== WHAT TO DO ==
Show every line of the data that includes the word "实施日期".

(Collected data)
>>>

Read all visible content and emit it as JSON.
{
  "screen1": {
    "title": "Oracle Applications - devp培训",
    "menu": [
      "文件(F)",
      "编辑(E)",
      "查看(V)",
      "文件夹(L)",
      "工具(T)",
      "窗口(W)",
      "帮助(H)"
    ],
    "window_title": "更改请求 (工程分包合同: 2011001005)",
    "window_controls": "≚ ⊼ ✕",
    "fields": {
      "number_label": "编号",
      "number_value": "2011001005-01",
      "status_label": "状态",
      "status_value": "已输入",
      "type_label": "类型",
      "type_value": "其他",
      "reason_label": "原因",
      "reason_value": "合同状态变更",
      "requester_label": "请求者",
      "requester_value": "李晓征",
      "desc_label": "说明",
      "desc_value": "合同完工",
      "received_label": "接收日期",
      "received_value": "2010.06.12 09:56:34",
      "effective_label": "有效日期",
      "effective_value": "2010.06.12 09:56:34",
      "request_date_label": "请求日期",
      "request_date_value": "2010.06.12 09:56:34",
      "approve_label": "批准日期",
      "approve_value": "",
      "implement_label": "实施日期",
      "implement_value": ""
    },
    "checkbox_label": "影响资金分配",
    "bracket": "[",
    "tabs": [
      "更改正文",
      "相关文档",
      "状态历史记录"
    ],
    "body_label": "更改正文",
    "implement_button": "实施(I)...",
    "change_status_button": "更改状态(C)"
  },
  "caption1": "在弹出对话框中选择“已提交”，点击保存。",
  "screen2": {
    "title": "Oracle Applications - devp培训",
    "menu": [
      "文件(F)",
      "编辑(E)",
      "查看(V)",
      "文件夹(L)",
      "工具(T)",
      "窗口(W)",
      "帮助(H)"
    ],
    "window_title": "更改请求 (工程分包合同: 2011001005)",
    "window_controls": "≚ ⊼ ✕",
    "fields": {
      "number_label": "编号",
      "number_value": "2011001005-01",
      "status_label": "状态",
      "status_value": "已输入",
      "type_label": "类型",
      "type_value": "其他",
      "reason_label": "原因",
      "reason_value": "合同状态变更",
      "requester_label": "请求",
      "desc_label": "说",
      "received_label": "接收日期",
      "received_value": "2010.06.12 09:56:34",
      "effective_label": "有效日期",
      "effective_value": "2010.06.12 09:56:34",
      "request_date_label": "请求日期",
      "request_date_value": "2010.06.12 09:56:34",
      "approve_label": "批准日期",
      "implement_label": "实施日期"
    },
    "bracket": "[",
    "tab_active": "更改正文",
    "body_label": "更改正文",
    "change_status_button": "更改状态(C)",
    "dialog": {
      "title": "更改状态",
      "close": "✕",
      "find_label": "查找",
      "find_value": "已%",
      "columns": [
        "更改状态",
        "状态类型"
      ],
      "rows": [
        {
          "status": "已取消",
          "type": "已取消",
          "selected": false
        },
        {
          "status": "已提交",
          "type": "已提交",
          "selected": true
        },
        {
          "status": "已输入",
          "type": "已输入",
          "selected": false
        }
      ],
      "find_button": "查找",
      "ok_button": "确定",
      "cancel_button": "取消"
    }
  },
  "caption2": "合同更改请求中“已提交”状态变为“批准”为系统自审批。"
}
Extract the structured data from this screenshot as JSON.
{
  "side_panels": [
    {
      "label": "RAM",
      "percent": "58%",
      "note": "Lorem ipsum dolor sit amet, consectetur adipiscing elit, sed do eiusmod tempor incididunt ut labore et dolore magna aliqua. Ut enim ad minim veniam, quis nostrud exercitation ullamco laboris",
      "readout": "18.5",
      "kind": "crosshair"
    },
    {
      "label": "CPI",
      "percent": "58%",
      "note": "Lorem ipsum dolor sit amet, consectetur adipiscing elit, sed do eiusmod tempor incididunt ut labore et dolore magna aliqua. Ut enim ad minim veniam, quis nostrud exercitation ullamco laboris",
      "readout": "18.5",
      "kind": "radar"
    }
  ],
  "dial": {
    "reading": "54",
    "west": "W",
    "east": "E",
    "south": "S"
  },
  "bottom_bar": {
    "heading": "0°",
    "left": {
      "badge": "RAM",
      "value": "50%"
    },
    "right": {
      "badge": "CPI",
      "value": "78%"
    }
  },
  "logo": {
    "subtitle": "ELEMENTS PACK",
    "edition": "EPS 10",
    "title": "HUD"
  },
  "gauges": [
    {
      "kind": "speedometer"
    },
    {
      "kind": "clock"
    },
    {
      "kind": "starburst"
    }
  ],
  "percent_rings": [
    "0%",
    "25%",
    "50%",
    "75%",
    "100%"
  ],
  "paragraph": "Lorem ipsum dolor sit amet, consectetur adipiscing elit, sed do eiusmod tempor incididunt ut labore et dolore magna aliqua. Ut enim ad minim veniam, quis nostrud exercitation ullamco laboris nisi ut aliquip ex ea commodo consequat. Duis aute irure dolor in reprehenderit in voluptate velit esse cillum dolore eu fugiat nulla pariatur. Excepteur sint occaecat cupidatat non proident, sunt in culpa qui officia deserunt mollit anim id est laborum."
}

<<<

== RESULT ==
      "implement_label": "实施日期",
      "implement_label": "实施日期"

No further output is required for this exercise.